Atrial Fibrillation after cardiac surgery (AFACS) is the most common complication following cardiac surgery, with an incidence between 30% and 50%. Even though AFACS can be transient and patients are often discharged from hospital in normal sinus rhythm, patients with new-onset AFACS have a 5-fold increased risk of developing long-term AF. Currently, there is no widely accepted prediction model that reliably allows clinicians to determine the risk of a patient developing AFACS. This study will develop and validate two different scores as they apply to different situations, in the pre-operative assessment clinic (PARADISE 1) and on arrival in the post-operative care unit (PARADISE 2).
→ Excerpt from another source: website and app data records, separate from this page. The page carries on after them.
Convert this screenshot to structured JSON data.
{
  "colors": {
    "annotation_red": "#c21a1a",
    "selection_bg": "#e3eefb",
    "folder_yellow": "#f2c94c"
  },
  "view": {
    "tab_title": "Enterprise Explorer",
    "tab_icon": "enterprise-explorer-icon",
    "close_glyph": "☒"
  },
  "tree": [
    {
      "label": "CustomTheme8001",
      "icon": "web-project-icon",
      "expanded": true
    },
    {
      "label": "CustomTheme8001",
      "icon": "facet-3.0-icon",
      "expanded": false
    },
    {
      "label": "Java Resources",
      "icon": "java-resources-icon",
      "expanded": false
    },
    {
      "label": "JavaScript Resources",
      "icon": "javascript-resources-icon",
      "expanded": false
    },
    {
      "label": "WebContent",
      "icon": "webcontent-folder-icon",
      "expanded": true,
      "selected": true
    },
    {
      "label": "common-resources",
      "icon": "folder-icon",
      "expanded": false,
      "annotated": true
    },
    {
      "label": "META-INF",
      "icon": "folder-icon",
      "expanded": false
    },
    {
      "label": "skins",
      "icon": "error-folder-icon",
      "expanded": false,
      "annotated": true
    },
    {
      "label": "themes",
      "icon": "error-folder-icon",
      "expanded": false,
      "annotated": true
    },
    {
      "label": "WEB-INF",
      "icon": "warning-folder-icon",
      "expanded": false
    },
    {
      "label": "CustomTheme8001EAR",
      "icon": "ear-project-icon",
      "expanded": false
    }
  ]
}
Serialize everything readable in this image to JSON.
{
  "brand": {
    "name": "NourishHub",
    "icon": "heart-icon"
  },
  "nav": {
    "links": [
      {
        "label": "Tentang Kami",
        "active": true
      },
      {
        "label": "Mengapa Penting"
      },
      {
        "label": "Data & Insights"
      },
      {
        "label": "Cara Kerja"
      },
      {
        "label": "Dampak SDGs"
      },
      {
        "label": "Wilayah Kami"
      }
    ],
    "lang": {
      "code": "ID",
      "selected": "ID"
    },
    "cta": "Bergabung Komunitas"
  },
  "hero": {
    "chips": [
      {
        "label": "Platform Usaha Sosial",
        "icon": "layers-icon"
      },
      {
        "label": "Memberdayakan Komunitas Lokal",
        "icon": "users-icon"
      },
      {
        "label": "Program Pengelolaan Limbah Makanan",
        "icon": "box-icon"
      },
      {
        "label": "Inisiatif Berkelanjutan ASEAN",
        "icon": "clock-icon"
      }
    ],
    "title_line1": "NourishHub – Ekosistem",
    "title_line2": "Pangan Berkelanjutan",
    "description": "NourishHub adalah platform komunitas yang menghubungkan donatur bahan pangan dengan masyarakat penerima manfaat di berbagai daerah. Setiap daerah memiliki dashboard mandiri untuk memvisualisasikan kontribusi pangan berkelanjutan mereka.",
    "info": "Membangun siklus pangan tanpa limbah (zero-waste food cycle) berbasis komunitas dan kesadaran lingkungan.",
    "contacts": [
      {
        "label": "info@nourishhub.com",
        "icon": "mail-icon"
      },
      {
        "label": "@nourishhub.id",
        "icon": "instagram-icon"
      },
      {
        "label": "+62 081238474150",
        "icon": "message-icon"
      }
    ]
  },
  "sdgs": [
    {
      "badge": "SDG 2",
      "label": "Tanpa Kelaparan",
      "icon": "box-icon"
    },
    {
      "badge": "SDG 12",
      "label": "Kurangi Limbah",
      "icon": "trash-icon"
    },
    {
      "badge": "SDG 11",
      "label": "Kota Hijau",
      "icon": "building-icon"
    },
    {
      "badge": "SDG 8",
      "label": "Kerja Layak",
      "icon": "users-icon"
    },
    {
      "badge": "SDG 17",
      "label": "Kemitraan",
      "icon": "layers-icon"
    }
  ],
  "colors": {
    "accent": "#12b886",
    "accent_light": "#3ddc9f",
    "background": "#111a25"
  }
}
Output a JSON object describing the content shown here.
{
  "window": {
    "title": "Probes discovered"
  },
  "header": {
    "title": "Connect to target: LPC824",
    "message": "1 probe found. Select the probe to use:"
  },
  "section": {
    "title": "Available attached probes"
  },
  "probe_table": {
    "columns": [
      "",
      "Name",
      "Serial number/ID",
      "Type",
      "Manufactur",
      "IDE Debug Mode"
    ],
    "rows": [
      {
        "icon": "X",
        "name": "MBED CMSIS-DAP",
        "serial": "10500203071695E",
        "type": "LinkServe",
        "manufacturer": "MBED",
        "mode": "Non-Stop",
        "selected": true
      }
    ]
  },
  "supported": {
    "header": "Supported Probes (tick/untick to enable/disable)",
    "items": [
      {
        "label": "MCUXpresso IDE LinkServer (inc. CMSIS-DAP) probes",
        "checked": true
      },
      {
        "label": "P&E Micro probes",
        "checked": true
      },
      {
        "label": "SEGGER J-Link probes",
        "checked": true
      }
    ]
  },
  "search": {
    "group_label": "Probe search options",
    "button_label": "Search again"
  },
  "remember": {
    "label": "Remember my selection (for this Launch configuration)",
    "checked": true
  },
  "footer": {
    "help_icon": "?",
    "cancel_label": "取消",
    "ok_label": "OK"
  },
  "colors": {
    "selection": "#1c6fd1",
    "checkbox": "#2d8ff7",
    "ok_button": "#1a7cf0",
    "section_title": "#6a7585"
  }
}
There are three parts to our study:

First, we will produce a list of possible factors that alter the risk of getting AF after heart surgery. We will do this by:

  • doing a detailed review of what has been published including medical papers, and any clinical trials,
  • seeing if we can identify specific risks (known as risk factors) in a UK general practice database (CALIBER) which includes 90,000 people who had heart surgery,
  • asking mathematical and clinical experts, and
  • using a modern computer technique (called machine learning) to look for previously unrecognised AF risk factors in a large United States (US) database (the Partners Research Database (PRD), which includes over 30,000 patients) and in the CALIBER database.

Using this list, we will use mathematics (standard statistical approaches) and ‘machine learning’ within the PRD to develop prediction models to identify patients at increased risk of AF.

Meanwhile we will work with two large UK NHS heart centres that together do 6000 heart operations a year, and an ongoing UK prospective clinical trial to ensure the risk factor list and when a patient develops AF are documented precisely.  

Finally, we will see if our new models work by using it in a new study using information from the two UK NHS heart centres to see if our models predict who will get AF reliably.